The History of Black History Month

In September of 1915, historian Carter G. Woodson and minister Jesse E. Moorland founded the Association for the Study of Negro Life and History (ASNLH) known today as the Association for the Study of African American Life and History (ASALH) (History.com). This organization was “dedicated to researching and promoting achievements by black Americans and other peoples of African descent” (History.com).

In 1925 the group conceived the idea of Negro History Week, which was first celebrated in February 1926 during the week that included the birthdays of Abraham Lincoln and Fredrick Douglass (February 12 and 14 respectively) (Africanamericanhistorymonth.com). The occasion prompted celebrations and events recognizing contributions of African Americans in schools and communities across the nation.

By the time Woodson passed away on April 3, 1950, celebration of Negro History Week had grown.
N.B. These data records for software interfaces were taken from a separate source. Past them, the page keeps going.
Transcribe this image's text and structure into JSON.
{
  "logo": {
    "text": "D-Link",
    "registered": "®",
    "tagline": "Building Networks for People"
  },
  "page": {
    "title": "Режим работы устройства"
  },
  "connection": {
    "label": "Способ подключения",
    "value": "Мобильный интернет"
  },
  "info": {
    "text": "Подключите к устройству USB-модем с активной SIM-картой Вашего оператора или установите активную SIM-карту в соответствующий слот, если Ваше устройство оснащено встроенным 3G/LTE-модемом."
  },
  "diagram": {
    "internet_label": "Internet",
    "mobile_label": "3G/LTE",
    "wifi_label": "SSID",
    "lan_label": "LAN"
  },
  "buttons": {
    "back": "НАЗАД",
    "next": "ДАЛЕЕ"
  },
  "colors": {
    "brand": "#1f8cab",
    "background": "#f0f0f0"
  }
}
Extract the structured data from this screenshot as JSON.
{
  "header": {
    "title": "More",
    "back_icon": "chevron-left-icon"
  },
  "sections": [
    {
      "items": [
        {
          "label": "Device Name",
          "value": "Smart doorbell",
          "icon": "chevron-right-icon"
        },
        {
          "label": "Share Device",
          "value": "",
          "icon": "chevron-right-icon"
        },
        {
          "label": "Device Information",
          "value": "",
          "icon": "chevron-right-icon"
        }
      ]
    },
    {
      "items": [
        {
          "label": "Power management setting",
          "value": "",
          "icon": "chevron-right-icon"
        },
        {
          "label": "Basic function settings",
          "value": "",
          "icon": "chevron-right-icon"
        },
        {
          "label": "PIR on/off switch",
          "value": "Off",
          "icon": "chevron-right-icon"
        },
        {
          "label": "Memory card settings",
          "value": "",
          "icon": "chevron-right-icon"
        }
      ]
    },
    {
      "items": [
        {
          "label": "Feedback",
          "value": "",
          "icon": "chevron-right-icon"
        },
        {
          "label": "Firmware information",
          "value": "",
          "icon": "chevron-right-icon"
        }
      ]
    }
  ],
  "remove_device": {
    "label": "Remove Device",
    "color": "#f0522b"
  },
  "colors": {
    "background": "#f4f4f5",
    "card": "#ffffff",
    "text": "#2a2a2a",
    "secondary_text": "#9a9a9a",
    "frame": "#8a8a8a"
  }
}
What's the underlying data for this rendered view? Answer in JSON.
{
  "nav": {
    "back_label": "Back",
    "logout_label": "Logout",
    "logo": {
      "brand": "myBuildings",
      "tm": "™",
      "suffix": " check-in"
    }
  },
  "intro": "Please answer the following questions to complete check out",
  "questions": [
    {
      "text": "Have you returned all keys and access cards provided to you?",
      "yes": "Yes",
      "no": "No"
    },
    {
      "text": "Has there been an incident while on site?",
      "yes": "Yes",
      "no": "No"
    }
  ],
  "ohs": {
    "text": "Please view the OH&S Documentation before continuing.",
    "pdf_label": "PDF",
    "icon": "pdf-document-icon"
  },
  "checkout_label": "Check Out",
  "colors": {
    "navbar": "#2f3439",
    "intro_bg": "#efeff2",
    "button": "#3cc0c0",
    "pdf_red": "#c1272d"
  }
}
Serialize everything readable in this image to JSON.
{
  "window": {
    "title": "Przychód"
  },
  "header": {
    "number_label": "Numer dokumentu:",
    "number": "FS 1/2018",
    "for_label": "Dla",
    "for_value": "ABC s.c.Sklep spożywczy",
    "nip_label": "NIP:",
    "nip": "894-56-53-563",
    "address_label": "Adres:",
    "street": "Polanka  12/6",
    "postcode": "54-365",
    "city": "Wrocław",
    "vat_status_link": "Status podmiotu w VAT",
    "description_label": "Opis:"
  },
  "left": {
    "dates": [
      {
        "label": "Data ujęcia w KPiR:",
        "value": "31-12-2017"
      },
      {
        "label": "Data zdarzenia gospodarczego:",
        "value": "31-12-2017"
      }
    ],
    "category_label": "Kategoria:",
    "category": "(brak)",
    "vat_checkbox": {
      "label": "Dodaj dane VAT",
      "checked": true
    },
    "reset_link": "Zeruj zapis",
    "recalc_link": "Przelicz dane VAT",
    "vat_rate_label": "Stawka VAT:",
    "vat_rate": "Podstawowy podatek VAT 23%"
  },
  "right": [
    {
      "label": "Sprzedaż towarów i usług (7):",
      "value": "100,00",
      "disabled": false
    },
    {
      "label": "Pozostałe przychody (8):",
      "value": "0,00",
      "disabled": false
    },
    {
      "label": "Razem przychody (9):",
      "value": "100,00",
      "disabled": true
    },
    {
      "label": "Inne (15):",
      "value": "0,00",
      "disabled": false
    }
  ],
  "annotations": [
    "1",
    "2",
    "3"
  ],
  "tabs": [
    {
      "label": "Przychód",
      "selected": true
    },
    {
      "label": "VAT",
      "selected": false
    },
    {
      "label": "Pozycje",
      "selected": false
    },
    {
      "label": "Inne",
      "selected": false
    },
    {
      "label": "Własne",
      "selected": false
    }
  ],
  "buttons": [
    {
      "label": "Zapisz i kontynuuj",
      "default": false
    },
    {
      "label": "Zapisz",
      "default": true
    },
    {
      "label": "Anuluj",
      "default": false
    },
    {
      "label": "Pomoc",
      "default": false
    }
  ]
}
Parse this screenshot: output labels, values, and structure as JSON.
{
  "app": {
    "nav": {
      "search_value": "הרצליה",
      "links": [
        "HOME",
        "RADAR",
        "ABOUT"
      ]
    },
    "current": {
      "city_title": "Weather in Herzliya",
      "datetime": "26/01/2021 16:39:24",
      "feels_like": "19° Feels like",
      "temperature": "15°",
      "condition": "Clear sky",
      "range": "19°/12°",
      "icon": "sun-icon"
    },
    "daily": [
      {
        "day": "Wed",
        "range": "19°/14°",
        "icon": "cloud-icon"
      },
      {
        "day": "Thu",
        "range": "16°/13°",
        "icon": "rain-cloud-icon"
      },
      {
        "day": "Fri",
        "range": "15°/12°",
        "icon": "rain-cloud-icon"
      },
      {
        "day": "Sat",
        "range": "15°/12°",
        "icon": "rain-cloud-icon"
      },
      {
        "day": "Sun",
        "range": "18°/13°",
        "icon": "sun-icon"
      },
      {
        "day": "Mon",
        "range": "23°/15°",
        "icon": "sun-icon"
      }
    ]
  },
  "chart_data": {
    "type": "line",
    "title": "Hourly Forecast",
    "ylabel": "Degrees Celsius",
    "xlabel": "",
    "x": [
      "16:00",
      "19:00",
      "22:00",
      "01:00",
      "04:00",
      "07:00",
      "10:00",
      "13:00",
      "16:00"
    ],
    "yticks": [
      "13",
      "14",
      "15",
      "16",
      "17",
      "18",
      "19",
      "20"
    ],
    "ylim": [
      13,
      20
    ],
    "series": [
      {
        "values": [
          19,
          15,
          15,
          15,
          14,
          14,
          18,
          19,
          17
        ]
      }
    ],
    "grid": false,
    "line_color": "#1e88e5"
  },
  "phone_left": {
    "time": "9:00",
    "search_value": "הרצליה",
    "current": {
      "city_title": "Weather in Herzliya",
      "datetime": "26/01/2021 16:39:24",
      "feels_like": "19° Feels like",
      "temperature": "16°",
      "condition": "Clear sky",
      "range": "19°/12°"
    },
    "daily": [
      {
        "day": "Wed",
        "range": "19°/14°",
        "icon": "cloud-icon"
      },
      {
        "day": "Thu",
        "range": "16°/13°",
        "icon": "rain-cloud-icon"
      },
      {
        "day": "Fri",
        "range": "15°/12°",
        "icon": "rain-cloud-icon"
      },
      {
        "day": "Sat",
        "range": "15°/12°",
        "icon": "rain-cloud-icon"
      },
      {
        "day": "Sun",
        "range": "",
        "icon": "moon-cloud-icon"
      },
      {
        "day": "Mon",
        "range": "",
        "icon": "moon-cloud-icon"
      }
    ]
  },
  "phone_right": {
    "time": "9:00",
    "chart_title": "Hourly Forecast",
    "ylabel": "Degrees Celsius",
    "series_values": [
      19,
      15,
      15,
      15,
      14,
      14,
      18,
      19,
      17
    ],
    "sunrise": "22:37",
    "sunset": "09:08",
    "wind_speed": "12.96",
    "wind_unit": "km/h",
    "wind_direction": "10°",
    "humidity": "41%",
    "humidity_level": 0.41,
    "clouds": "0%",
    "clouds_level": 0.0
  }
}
The Black Awakening of the 1960s and the Civil Rights Movement increased our nation’s appreciation of the contributions of African Americans, and in 1976, the celebration was expanded to include the full month of February (Africanamericanhistorymonth.com). At the nation’s bicentennial celebration, President Gerald Ford called on Americans “to seize the opportunity to honor the too-often neglected accomplishments of black Americans in every area of endeavor throughout our history” (Africanamericanhistory.com).

In the spirit of celebrating the contributions of African Americans, we would like to recognize a few individuals and their accomplishments:

Elijah McCoy was born in 1844 and worked as a fireman and oiler for the Michigan Central Railroad. McCoy’s examinations of the inefficiencies of oiling axles led him to invent a “lubricating cup that distributed oil evenly over the engine’s moving parts” (U.S. Department of Transportation). This invention enabled trains to run for long periods without having to stop for maintenance. McCoy patented this invention in 1872--just one of the sixty patents McCoy received during his lifetime (U.S. Department of Transportation).

George Washington Carver is estimated to have been born in 1864, though no definitive date of his birth was ever established. The first African American to earn a Bachelor of Science degree, Carver also earned a Master of Agriculture degree in 1896 (History.com “George Washington Carver). As a scientist and inventor Carver developed hundreds of products using a variety of crops including peanuts, sweet potatoes, and soybeans (History.com “George Washington Carver). Carver also introduced the idea of crop rotation to the Rural South, allowing farmers to avoid depleting the soil of nutrients and increase yields over the long term (History.com “George Washington Carver).

Born in 1942, Patricia Bath became the first African American to complete a residency in ophthalmology. In 1986, Bath invented the Laserphaco Probe for cataract treatment, becoming the first African American female doctor to receive a medical patent (Biograhpy.com “Patricia Bath”).

At Waitte’s Insurance Agency, we are proud to celebrate the wonderful diversity in our community and nation both past and present. Give us a call when you are ready to discuss your unique insurance needs.

Africanamericanhistorymonth.gov

Biography.com "Patricia Bath"

History.com "Black History Month"

History.com "George Washington Carver"

Library of Congress "African American History Month"

U.S. Department of Transportation